‘No evidence’ Ms Berry posed a risk, prosecution says

But the bulk of the assault charges the jury had to consider related to the actions of Senior Constable Repac, who chose not to give evidence in the trial.

The prosecution argued there was “no evidence” that Ms Berry posed a risk to officers once she was handcuffed and physically subdued on the floor.

A photo of capsicum spray foam near the door of the cell was tendered to the court. Photo: Victorian County Court

“Mr Repac didn’t need to stand with both his feet on both her ankles, and he didn’t need to stomp down heavily on her feet, which were bare,” Mr Grant said in his closing address.

“He certainly didn’t need to kick her to the left shin.

“It just could not be anything other than deliberate … frustration, payback.

“It couldn’t be a lawful, proportionate use of force.”

Woman ‘out of control’, defence argues

Defence counsel Anthony Steward said this assessment was “nonsense”, arguing it was critical the actions of police were seen in the context of the night as a whole – from Ms Berry’s arrest for public drunkenness to her behaviour in the cells.

“You’re not dealing with your average, middle-aged drunk woman when you’re dealing with Yvonne Berry on this night,” he said.

The court heard Ms Berry broke out of her cell when the sergeant in charge of the custody area attended her distress call, and was physically violent with two female officers before being sprayed with OC foam and wandering around the watch house.

“Fluctuating between occasional compliance and defiance and hostility, she wreaked havoc … and was out of control,” Mr Steward said.

“Just another night in paradise at the Ballarat police station.”

Prosecution questions officer’s statement

The prosecution also relied on a statement made by Senior Constable Repac in the days following the assault, in which he claimed he had “pinned Yvonne Berry’s legs down to prevent her from kicking out at members” as she was being handcuffed.

The footage clearly showed that Senior Constable Repac had not yet arrived at the cell when the handcuffs were being placed on Ms Berry.

“That was a lie; he was not present,” Mr Grant told the court, because “he knew if he described his actions accurately, he’d be admitting unlawful use of force”.

“He knew that the way he stomped and kicked Ms Berry was without lawful excuse.”

Senior Constable Repac’s defence counsel told the court the officer merely “got it wrong”, denied the false statement was deliberate, and argued the actions were entirely justifiable in the context of police dealing with a chaotic, drunk and volatile prisoner.

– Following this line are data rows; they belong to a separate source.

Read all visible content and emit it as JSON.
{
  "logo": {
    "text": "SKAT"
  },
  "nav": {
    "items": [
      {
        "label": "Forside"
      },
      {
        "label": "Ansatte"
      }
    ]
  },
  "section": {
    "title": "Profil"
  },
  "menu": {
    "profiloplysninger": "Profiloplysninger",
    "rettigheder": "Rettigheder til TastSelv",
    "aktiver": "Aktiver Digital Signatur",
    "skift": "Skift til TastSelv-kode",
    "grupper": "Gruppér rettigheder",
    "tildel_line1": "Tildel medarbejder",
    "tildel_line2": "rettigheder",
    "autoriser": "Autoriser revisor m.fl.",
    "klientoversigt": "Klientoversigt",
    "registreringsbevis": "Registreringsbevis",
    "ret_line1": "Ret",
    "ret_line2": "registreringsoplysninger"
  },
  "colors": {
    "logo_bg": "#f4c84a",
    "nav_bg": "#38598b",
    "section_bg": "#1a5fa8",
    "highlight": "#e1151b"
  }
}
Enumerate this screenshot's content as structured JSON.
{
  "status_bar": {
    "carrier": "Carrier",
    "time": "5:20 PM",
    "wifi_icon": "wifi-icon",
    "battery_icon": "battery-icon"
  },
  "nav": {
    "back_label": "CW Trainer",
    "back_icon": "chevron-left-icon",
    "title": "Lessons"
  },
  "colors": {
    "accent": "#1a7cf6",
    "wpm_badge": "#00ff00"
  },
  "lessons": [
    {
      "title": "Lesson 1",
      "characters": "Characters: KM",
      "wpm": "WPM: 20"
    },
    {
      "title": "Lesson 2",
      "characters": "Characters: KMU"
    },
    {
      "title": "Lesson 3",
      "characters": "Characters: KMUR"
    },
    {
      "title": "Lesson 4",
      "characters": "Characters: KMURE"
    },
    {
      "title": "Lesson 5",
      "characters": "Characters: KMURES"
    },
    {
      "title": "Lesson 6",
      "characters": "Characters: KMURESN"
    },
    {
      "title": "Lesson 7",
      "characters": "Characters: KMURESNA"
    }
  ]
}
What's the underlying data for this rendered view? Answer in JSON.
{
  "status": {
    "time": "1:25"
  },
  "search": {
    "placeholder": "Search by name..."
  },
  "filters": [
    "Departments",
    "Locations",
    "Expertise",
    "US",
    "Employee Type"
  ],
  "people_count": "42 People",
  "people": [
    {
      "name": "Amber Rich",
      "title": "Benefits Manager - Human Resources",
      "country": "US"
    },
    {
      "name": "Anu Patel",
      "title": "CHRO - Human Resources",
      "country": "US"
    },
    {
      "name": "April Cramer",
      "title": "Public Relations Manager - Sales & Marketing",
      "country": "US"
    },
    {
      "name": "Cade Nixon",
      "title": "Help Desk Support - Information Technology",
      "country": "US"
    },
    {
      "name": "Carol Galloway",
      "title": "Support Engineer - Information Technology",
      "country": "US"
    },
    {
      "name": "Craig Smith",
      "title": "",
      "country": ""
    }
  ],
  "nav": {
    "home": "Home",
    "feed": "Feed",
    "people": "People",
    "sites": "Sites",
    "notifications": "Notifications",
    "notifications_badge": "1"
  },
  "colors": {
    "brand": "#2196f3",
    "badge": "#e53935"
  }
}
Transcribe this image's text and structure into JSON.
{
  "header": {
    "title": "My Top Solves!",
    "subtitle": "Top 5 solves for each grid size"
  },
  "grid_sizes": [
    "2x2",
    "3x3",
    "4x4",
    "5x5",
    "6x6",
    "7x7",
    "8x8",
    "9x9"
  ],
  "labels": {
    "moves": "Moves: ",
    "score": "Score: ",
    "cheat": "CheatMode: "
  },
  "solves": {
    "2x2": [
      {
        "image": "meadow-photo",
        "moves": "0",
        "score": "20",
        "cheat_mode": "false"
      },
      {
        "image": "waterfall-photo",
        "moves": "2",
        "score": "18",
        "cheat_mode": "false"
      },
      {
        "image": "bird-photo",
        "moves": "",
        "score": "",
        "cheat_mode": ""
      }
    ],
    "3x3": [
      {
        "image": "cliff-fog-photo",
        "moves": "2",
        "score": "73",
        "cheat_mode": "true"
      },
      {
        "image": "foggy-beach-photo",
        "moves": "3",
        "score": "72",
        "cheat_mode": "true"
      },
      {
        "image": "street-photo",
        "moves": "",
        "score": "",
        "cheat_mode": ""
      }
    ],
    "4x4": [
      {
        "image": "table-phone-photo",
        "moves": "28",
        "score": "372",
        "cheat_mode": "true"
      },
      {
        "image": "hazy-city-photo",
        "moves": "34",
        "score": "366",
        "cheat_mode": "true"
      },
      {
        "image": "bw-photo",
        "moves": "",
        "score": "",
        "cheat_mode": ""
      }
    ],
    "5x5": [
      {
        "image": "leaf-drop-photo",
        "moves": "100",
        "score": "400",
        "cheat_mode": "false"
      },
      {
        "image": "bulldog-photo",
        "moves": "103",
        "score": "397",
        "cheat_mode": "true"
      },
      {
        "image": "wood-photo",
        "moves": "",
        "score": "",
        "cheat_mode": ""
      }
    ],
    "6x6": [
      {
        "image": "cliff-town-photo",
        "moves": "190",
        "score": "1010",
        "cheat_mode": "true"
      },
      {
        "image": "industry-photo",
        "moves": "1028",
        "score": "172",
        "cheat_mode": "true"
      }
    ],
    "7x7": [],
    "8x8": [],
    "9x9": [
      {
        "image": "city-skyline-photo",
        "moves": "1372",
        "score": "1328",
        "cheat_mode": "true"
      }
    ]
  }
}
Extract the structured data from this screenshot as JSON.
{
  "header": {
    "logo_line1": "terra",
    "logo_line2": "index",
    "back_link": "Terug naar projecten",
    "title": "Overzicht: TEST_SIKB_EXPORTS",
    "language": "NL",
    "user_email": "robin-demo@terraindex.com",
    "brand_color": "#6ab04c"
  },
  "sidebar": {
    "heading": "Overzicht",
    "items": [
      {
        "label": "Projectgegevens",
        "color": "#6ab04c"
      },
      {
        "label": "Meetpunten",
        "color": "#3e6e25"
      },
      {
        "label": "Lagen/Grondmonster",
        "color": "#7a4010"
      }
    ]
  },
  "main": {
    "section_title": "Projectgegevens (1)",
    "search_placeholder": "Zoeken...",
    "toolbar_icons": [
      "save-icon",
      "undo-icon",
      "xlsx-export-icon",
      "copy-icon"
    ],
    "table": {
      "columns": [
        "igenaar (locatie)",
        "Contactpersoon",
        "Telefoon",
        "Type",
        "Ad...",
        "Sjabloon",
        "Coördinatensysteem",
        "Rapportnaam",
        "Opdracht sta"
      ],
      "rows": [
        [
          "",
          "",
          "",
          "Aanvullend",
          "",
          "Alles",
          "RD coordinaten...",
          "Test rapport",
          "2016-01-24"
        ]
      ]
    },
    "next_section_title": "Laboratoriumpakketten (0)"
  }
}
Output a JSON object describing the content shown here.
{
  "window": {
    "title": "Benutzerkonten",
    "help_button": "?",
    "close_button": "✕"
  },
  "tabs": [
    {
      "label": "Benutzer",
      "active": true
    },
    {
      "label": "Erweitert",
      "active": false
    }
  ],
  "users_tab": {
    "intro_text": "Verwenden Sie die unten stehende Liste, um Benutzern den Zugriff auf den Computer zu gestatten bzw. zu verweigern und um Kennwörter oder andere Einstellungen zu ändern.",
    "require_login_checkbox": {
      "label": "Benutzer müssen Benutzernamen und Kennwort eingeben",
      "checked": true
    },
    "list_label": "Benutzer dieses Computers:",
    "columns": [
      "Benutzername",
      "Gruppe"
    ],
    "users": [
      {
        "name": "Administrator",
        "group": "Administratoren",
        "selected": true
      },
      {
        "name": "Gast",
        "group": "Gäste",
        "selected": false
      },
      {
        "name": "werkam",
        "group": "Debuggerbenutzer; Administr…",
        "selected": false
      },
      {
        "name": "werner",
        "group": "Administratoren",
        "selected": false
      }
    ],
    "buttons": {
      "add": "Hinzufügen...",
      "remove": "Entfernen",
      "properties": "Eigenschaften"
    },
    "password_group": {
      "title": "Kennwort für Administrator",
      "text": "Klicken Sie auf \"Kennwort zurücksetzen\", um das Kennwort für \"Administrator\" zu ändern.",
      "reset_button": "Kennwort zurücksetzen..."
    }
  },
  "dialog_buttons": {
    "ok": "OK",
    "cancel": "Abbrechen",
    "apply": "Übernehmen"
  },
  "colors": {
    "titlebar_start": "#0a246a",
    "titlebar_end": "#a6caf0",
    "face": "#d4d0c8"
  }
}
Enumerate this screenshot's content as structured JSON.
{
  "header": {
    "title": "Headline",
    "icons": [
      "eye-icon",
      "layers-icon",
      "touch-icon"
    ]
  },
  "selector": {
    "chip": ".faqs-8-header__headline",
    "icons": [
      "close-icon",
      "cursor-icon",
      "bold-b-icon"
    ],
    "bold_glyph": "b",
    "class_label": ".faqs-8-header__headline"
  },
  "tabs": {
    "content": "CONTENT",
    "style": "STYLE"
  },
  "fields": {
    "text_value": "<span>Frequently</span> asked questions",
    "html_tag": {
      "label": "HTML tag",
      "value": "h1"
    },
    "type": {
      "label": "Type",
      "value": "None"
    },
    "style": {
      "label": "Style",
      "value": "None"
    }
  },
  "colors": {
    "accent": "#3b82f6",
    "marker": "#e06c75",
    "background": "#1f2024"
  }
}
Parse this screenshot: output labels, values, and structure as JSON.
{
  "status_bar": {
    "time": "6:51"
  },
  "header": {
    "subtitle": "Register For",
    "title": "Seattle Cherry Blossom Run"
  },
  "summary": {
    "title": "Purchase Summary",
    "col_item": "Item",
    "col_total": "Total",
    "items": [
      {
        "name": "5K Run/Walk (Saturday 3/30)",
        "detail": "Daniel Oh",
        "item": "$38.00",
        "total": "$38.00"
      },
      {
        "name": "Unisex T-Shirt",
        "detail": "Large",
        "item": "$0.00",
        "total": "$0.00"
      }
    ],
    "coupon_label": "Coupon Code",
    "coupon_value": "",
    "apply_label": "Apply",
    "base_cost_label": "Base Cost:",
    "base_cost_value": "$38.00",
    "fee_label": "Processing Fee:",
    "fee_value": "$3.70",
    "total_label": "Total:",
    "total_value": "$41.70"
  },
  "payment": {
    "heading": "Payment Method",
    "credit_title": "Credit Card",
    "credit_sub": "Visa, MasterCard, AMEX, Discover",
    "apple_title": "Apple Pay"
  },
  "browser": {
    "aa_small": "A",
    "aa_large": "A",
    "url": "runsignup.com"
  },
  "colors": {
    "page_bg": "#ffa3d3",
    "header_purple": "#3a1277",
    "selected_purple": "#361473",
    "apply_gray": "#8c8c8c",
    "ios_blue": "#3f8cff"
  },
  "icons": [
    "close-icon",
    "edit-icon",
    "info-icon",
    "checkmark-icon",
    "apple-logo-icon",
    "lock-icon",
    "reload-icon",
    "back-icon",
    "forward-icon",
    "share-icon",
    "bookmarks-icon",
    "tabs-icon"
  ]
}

Mr Steward acknowledged to the court that his client’s actions “weren’t textbook”, but asked the jury to consider “what training teaches you to deal with the likes of Yvonne Berry”.

Police laid criminal charges against the officers more than two years after the incident, and only after a review of their internal investigation – police had initially found the actions did not amount to assault.

A parliamentary committee has already asked the Victorian government to consider reforming the way police misconduct complaints are handled in the state, and has criticised the current system, in which 98 per cent of complaints against officers are dealt with by police.

Senior Constable Repac will be sentenced at a later date.